“I am almost on a daily basis, being confronted with appalling instances of financial institutions being allowed to ignore their own wrong-doings and trample on Irish borrowers. I have been consulted by one parent, in the building sector, who in addition to his family home and with a view to helping pay for his children’s education, bought just one ‘buy-to-let’ house in 2006. With the collapse of the building industry, he still managed to find occasional work, but fell into arrears. These arrears which, at their very worst, rose to just €5,500, had by 2013, been reduced to €1,600. However his financial institution still appointed a Receiver, sold his house and pursued him through the Courts to reclaim the balance.
“Yet another vulnerable family were convinced by a Broker that he could get them a Mortgage in circumstances where they should never have been approved. He took a fee of €2,500 from them for his work; got them a mortgage which realistically could never be paid and they in return are now being hounded out of their home by their financial institution, which accepts no responsibility in the matter.”

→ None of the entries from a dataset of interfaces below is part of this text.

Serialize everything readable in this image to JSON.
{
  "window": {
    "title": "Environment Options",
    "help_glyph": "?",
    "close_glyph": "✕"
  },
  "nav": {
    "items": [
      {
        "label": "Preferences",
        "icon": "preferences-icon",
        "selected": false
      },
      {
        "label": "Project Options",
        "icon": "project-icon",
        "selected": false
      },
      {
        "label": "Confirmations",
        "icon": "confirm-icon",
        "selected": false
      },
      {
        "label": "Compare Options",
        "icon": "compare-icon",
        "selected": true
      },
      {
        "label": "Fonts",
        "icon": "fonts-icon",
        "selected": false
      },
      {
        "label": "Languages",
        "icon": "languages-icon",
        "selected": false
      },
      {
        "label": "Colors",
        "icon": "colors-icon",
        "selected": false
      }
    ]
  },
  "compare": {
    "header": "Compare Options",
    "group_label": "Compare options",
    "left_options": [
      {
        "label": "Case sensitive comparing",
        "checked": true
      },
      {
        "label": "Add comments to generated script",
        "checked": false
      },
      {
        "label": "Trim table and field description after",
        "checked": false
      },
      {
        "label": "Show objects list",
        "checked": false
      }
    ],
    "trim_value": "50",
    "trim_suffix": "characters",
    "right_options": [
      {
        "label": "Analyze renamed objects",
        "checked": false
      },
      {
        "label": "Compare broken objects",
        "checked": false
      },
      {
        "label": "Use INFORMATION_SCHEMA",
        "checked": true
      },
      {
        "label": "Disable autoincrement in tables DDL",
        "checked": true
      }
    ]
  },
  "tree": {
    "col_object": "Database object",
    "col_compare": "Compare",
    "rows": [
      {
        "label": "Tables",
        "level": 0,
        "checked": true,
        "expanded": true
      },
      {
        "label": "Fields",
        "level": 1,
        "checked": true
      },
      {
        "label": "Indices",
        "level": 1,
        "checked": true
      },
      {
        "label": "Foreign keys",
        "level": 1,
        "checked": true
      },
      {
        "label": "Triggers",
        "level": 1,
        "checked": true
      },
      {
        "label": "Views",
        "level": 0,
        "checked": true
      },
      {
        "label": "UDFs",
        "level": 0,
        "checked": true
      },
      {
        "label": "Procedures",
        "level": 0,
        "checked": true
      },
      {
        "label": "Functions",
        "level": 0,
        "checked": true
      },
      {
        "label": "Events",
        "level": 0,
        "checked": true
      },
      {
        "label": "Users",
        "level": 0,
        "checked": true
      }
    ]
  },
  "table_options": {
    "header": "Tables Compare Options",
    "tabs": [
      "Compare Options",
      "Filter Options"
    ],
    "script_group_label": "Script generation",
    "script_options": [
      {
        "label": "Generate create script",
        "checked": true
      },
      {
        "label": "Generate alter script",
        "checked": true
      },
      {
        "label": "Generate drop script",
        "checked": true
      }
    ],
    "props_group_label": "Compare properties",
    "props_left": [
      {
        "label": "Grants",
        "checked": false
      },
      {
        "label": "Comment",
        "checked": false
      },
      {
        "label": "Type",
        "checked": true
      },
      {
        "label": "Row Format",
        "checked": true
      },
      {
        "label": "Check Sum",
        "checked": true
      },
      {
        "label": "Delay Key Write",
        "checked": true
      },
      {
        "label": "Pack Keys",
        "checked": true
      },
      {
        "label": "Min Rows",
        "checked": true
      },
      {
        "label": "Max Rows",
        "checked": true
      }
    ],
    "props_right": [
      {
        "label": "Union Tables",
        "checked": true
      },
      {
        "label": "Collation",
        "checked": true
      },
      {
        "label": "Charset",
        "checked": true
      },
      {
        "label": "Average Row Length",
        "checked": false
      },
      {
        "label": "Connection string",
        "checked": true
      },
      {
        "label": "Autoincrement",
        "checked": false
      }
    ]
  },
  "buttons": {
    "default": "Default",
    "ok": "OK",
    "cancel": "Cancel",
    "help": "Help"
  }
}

These are just two examples from numerous similar situations.
“At present, borrowers are being held to account for their behaviour, however financial institutions are permitted to sail completely free of having to take any share of the responsibility for the chaos, distress and heart-break, which has resulted from this present financial crisis. Again, I state that this recent crisis has been caused primarily by these same financial institutions, who had all the ‘top-notch’ advice and who have spent the past year before the Banking Inquiry, unable to recall their actions and refusing profusely to take any responsibility for their totally dissolute actions.
I firmly believe that borrowers, particularly distressed home-owners, should get some respite. Why should thousands of individuals and whole families be put on local authority housing lists, simply because bankers went fanatical; wildly encouraging people to borrow 100% loans, most often knowingly aware of peoples inability to repay?
“I demand a new deal for distressed home-owners under which our banks and Vulture Funds, which bought many of their Loan Books, will immediately be forced to enter into the following arrangements with borrowers. In other words, where a borrower is committed to an agreed affordable repayment situation (initially for a trial period of say 2 years), same should be permitted to keep their homes, on the condition that they abide by same pre-agreed affordable repayment. Legislation to compel these arrangements should be a priority for any incoming Government.”
Deputy Michael Lowry calls for a full reversal to the proposed opening hours changes at Cashel Library.
Deputy Michael Lowry calls for a full reversal to the proposed opening hours changes at Cashel Library.
Deputy Michael Lowry has called on Tipperary Co. Council and its Chief Executive Joe MacGrath to reverse its decision to change the opening hours of Cashel Library.
Deputy Lowry said I have personally written to Tipperary Co. Councils Chief Executive Joe MacGrath requesting a full reversal of the council’s decision.
Cashel’s Library service is one which focuses on building a sense of community, it is also a place which inspires and educates its users both young and old. The removal of the Saturday service will be detrimental to the Families and working Parents who use the service regularly at the weekends.
It’s time for platitude statements in relation to Cashel library to cease and I again call for a full reversal of the Council’s decision